The exciting aspect of my course was that a typical week was often varied. Sometimes I would be in lectures from 9-6 and others I would be out on the boat completing surveys, or down at the Marine Station carrying out lab experiments.
My most memorable module would have to be scientific diving due to its uniqueness and having the ability to dive whilst learning new skills. 
During this module we developed underwater survey and data collection skills including photography, lift bag use, sediment core sampling and quadrat surveys.
As a Coastal Processes Scientist, my degree helped get me where I am now by developing transferable skills I had gained previously through internships and work and growing my confidence to seek out new opportunities. Communication and networking, independent research and data analysis are the top three skills I have gained from my time at Plymouth.
Miranda Soskin, BSc (Hons) Oceanography and Coastal Processes, out in the field completing research work on Seaton beach, Cornwall.
In the field: Seaton Beach, Cornwall
Miranda Soskin, BSc (Hons) Oceanography and Coastal Processes, out in the field completing research work on Seaton beach, Cornwall.
Miranda Soskin, BSc (Hons) Oceanography and Coastal Processes, out in the field completing research work on Seaton beach, Cornwall.

The top three challenges I faced studying were: effective exam preparation, writing to high scientific standards and balancing work and social life

It took a while for my brain to click.
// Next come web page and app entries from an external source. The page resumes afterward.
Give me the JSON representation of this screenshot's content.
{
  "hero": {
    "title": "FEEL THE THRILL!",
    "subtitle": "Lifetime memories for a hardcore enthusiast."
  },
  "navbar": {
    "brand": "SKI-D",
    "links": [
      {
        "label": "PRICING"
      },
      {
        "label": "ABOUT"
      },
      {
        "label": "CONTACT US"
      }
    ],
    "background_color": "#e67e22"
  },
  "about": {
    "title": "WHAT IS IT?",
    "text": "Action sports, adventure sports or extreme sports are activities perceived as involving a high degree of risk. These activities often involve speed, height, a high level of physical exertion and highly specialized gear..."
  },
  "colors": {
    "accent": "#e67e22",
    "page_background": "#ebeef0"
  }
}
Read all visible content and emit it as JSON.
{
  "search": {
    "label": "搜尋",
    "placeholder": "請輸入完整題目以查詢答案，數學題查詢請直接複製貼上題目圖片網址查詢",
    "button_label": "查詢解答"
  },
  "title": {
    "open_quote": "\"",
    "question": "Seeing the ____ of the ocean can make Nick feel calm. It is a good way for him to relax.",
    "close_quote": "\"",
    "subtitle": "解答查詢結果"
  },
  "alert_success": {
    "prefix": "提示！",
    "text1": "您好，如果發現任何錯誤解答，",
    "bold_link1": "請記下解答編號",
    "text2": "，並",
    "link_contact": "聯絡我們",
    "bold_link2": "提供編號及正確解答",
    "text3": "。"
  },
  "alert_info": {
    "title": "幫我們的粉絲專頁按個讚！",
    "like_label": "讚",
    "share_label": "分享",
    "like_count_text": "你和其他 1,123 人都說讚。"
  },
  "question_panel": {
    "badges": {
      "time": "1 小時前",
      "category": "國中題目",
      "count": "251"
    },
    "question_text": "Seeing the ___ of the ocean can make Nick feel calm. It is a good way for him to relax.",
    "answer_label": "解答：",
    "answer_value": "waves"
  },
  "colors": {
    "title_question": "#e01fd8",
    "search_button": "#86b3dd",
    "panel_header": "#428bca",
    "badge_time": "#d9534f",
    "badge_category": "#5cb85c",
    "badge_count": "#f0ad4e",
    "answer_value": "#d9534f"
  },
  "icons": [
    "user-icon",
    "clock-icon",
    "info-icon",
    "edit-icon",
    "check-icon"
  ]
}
I tried many different methods of studying before figuring out that labelled pictures and short bullet points worked the best for me. 
To achieve high scientific standards I read lots of papers which gave me an understanding of language used and conciseness. To reach a good balance I set myself time slots for when I worked and made sure I had a clear priority to-do list.
I received excellent support from my lecturers, they were always willing to help and to take time out of their day to make sure I understood the topic whenever I was confused or had a question. 

Away from study I loved going on adventures with my friends

One fine summer’s day, when a group of us had no lectures scheduled, we walked to Whitsand Bay, following a kind farmer’s directions and a trail map. The memories from this will never be forgotten.
I joined several clubs during my first year, however, hockey was my favourite because it got me outside doing physical activity with like-minded people, competing as a team against other clubs. This was often followed by a movie night with friends.
I still spend my weekends playing hockey or diving as a volunteer at the aquarium. I am still either doing something on or in the water, walking on the moors, or the South West Coast Path – the draw of the sea continues to grow from strength to strength for me.
Are you motivated by a desire to understand processes in the world’s oceans that drive phenomena such as ocean circulation, ocean acidification, sea-level rise or coastal erosion? 
If so, this course prepares you for a career in applied oceanography, coastal zone management or scientific research. You’ll develop the practical skills needed to collect and analyse data from the marine environment alongside an advanced understanding of ocean dynamics and processes contributing to shoreline change.
Getty bubbles ocean sea underwater